**About this exercise:** Report all lines in the records that hold the string "JSON".
======== Data supplied ========
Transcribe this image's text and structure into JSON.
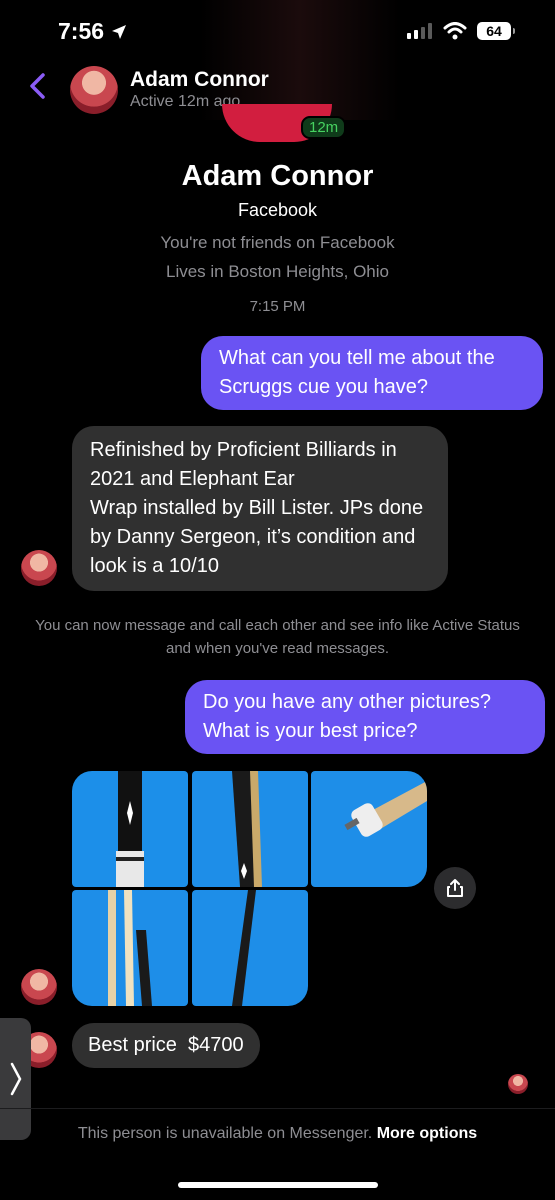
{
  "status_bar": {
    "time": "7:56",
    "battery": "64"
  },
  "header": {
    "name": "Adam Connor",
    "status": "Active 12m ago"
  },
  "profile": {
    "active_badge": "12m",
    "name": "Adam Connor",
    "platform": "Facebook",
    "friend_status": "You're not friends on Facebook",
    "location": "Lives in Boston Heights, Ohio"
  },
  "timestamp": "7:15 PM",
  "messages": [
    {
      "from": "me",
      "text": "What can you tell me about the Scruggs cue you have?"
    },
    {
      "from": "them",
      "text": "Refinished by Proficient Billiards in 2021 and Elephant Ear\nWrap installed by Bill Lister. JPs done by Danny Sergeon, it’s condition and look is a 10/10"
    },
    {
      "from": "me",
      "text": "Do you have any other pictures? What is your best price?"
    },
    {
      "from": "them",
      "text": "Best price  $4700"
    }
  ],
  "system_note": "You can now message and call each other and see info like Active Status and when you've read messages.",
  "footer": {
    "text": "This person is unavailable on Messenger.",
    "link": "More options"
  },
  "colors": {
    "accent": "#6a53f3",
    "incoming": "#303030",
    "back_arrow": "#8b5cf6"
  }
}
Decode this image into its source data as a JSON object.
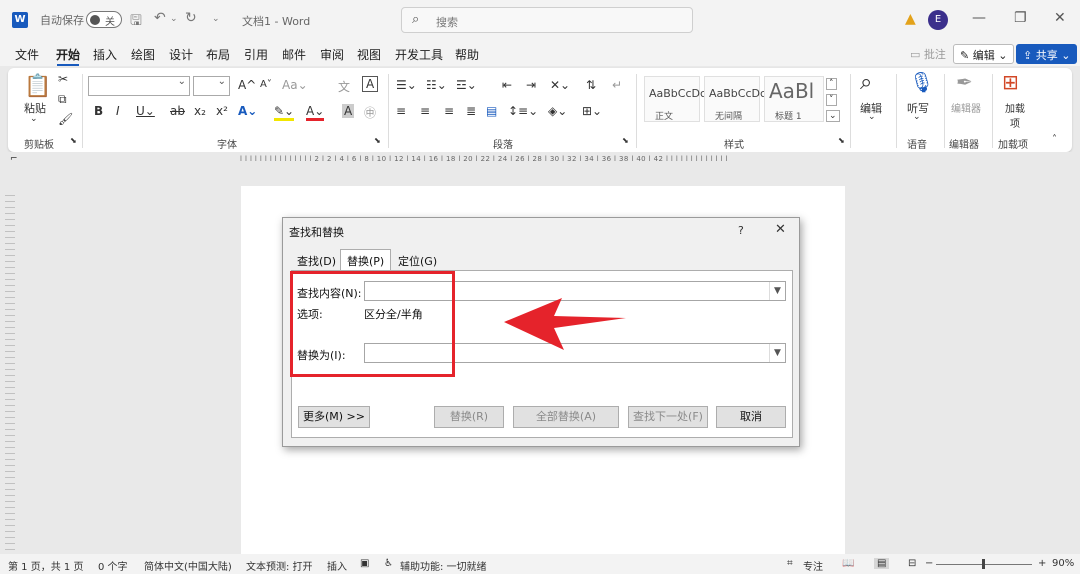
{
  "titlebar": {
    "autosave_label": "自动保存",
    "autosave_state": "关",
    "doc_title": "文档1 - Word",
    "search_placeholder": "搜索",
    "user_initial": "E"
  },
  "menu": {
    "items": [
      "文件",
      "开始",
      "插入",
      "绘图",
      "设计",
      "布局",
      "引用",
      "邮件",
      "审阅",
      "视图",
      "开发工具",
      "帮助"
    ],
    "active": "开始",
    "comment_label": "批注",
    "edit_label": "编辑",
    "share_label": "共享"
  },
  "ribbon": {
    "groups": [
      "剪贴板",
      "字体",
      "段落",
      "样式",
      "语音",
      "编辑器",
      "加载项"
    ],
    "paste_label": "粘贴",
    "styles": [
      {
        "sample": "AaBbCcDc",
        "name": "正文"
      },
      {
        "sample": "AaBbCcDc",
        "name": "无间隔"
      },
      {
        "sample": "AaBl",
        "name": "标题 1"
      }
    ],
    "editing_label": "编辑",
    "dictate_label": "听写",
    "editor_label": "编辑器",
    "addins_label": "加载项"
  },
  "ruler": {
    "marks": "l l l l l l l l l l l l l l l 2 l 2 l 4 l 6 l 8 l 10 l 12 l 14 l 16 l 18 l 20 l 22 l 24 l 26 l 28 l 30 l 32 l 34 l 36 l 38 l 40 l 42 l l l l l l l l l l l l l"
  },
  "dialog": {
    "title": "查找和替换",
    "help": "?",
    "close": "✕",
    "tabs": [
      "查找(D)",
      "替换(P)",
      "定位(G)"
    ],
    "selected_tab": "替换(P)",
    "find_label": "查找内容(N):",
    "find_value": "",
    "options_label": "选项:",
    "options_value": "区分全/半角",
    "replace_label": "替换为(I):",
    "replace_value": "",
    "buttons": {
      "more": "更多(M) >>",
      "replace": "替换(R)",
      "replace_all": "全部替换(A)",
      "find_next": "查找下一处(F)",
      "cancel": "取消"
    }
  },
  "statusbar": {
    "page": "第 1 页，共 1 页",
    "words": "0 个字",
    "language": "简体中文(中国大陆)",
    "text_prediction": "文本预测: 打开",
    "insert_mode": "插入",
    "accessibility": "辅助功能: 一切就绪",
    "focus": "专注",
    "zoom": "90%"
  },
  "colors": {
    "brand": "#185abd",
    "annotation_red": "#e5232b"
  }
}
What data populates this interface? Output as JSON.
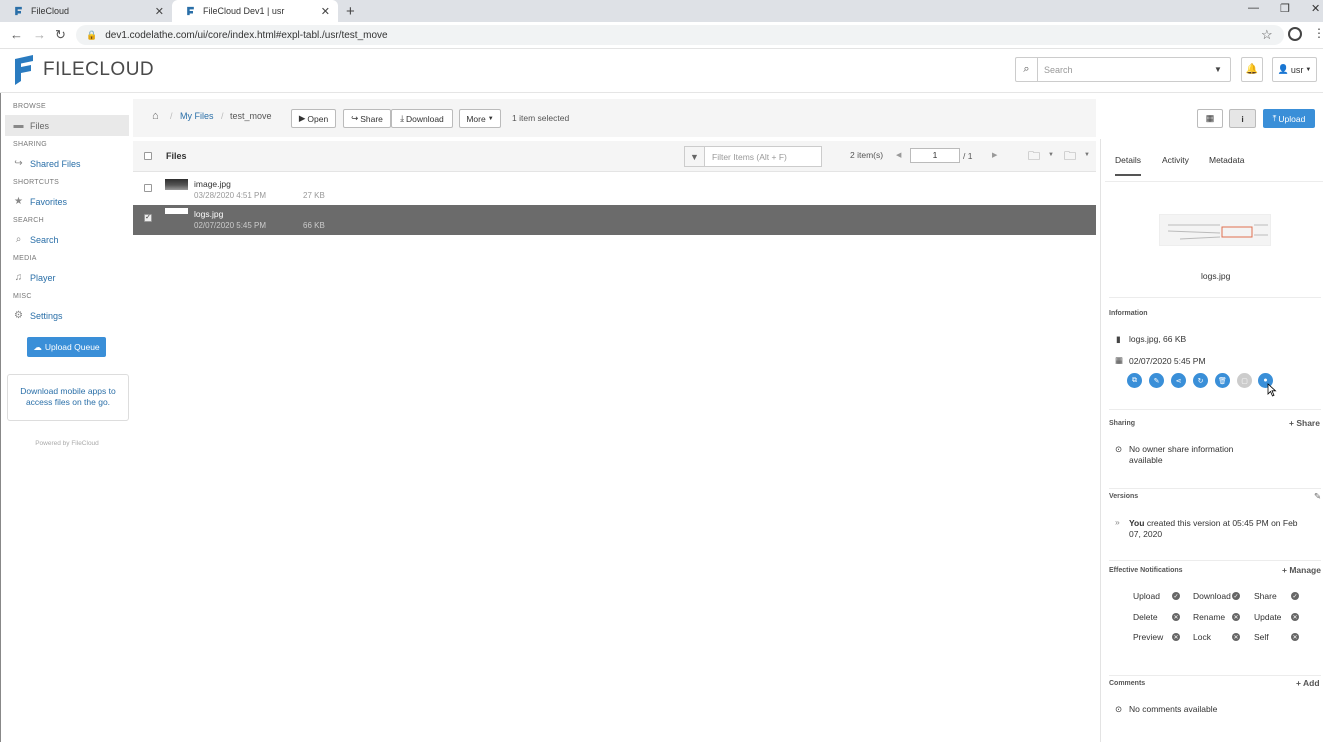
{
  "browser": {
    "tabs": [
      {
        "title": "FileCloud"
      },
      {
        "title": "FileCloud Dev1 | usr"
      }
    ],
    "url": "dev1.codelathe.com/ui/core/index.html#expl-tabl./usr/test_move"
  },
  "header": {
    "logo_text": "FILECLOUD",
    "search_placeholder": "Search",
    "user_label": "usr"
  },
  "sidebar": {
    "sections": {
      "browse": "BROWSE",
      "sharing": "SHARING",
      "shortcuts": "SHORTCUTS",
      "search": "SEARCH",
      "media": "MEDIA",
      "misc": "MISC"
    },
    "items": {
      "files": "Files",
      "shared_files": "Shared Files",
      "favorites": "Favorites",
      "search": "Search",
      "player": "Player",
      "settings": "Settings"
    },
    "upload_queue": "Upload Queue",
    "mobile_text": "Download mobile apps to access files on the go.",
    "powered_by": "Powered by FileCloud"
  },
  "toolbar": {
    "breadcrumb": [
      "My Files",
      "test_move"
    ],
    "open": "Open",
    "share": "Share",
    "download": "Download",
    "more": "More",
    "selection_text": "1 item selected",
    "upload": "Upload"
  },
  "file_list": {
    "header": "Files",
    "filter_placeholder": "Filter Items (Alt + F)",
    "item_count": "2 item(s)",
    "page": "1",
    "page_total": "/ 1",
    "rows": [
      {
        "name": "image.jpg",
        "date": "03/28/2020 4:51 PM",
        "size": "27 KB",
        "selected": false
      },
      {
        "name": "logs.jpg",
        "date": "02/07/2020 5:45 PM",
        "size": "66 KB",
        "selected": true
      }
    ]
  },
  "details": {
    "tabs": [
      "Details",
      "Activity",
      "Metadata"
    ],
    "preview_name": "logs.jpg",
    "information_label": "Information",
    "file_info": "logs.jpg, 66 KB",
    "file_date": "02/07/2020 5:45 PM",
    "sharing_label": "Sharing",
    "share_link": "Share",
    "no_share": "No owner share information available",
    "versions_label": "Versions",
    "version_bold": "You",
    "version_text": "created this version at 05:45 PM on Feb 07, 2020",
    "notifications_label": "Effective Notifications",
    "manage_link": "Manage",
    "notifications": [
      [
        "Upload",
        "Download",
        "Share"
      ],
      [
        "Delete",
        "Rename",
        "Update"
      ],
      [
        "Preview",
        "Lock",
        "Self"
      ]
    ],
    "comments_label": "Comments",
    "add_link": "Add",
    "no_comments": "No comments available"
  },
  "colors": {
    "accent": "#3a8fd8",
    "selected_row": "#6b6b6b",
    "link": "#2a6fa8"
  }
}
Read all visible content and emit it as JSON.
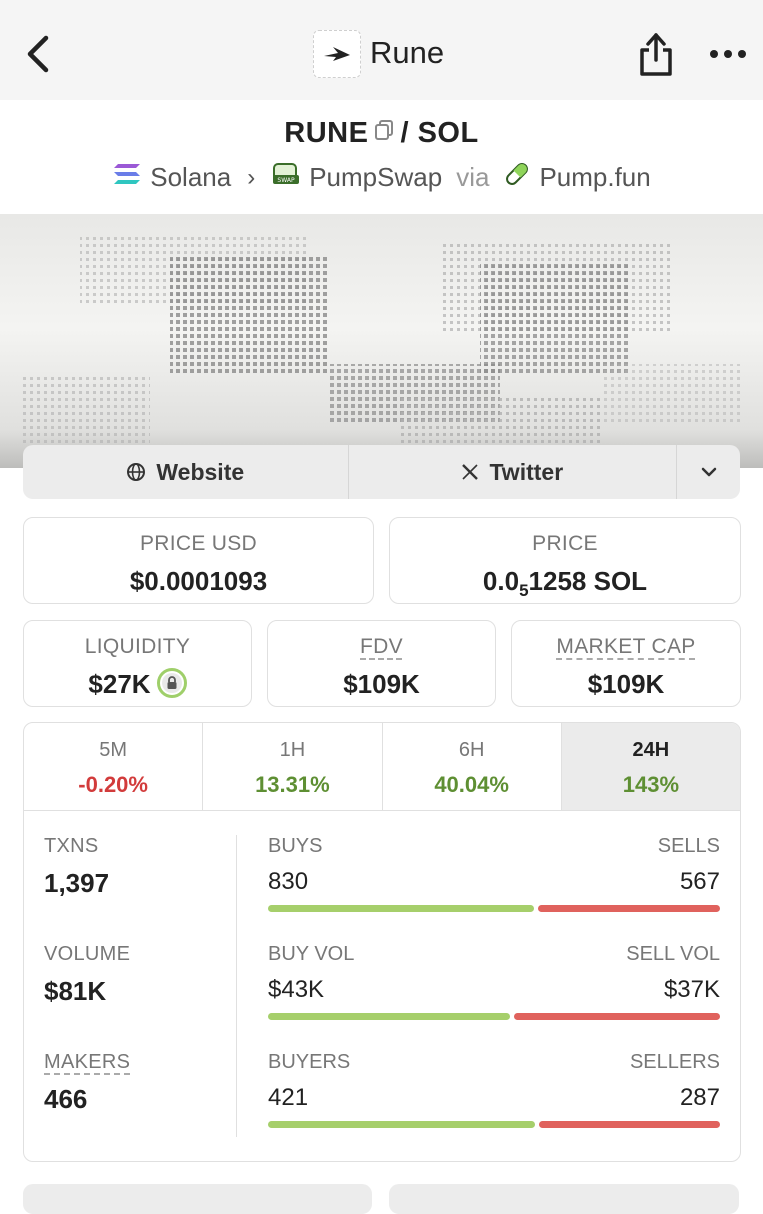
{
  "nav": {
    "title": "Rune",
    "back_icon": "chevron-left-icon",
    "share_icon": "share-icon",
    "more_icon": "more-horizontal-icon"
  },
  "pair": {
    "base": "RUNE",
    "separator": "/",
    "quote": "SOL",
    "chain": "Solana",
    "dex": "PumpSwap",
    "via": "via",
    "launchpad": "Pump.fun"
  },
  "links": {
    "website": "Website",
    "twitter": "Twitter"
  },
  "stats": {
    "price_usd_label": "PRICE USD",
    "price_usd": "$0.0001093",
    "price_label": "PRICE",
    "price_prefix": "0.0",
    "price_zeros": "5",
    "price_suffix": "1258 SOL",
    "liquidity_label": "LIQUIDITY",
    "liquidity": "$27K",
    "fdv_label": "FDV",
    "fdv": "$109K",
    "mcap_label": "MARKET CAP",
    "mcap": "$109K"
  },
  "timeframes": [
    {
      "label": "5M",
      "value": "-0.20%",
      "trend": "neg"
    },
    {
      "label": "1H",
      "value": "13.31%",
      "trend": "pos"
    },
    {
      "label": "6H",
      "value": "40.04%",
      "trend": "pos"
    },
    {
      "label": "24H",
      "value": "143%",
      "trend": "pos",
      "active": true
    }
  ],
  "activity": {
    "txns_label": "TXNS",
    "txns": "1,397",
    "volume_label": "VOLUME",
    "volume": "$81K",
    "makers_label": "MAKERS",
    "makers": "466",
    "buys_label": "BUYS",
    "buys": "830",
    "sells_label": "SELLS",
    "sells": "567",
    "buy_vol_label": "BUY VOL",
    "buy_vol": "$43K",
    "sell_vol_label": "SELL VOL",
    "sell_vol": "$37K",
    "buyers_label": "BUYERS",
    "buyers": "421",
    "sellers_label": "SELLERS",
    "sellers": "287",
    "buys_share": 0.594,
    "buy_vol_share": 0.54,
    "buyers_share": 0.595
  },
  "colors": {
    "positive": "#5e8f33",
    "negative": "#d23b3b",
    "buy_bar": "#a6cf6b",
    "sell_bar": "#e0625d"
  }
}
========
**Exercise output:**
Transcribe this image's text and structure into JSON.
Decode this image into its source data as a JSON object.
What data populates this interface? Output as JSON.
Read all visible content and emit it as JSON.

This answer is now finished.